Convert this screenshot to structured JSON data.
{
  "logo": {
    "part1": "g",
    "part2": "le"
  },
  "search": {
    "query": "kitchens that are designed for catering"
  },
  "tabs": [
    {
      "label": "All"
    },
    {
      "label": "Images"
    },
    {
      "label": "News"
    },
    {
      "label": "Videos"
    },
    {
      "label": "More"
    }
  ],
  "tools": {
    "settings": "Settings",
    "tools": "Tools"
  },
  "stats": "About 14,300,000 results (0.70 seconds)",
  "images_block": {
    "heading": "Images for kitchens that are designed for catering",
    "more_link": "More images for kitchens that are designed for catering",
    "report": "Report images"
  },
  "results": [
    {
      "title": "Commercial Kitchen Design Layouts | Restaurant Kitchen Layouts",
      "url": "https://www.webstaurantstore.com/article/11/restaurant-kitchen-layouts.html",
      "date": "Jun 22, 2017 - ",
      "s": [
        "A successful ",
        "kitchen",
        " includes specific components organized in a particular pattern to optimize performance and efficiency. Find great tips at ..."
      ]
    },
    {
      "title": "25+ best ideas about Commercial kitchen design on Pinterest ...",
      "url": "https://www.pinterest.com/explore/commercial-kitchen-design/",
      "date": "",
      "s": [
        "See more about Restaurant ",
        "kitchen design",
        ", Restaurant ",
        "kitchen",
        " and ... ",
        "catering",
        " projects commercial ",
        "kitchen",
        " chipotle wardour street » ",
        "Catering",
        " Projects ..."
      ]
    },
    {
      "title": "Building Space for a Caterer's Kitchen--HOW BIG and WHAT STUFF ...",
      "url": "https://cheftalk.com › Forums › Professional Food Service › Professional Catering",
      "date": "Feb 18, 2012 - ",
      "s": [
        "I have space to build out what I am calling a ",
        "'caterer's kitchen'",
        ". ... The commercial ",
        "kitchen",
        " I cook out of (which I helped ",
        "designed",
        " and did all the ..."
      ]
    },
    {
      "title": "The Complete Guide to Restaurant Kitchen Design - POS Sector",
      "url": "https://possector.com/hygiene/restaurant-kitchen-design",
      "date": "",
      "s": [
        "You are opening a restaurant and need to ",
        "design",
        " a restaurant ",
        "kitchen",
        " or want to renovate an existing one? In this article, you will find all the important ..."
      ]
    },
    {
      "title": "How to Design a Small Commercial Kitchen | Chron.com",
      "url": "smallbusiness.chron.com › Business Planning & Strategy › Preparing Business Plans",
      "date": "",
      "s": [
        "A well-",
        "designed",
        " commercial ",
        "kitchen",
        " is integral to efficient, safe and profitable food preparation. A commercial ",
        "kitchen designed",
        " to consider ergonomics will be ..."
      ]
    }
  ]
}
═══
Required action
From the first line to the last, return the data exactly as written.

Result
Convert this screenshot to structured JSON data.
{
  "logo": {
    "part1": "g",
    "part2": "le"
  },
  "search": {
    "query": "kitchens that are designed for catering"
  },
  "tabs": [
    {
      "label": "All"
    },
    {
      "label": "Images"
    },
    {
      "label": "News"
    },
    {
      "label": "Videos"
    },
    {
      "label": "More"
    }
  ],
  "tools": {
    "settings": "Settings",
    "tools": "Tools"
  },
  "stats": "About 14,300,000 results (0.70 seconds)",
  "images_block": {
    "heading": "Images for kitchens that are designed for catering",
    "more_link": "More images for kitchens that are designed for catering",
    "report": "Report images"
  },
  "results": [
    {
      "title": "Commercial Kitchen Design Layouts | Restaurant Kitchen Layouts",
      "url": "https://www.webstaurantstore.com/article/11/restaurant-kitchen-layouts.html",
      "date": "Jun 22, 2017 - ",
      "s": [
        "A successful ",
        "kitchen",
        " includes specific components organized in a particular pattern to optimize performance and efficiency. Find great tips at ..."
      ]
    },
    {
      "title": "25+ best ideas about Commercial kitchen design on Pinterest ...",
      "url": "https://www.pinterest.com/explore/commercial-kitchen-design/",
      "date": "",
      "s": [
        "See more about Restaurant ",
        "kitchen design",
        ", Restaurant ",
        "kitchen",
        " and ... ",
        "catering",
        " projects commercial ",
        "kitchen",
        " chipotle wardour street » ",
        "Catering",
        " Projects ..."
      ]
    },
    {
      "title": "Building Space for a Caterer's Kitchen--HOW BIG and WHAT STUFF ...",
      "url": "https://cheftalk.com › Forums › Professional Food Service › Professional Catering",
      "date": "Feb 18, 2012 - ",
      "s": [
        "I have space to build out what I am calling a ",
        "'caterer's kitchen'",
        ". ... The commercial ",
        "kitchen",
        " I cook out of (which I helped ",
        "designed",
        " and did all the ..."
      ]
    },
    {
      "title": "The Complete Guide to Restaurant Kitchen Design - POS Sector",
      "url": "https://possector.com/hygiene/restaurant-kitchen-design",
      "date": "",
      "s": [
        "You are opening a restaurant and need to ",
        "design",
        " a restaurant ",
        "kitchen",
        " or want to renovate an existing one? In this article, you will find all the important ..."
      ]
    },
    {
      "title": "How to Design a Small Commercial Kitchen | Chron.com",
      "url": "smallbusiness.chron.com › Business Planning & Strategy › Preparing Business Plans",
      "date": "",
      "s": [
        "A well-",
        "designed",
        " commercial ",
        "kitchen",
        " is integral to efficient, safe and profitable food preparation. A commercial ",
        "kitchen designed",
        " to consider ergonomics will be ..."
      ]
    }
  ]
}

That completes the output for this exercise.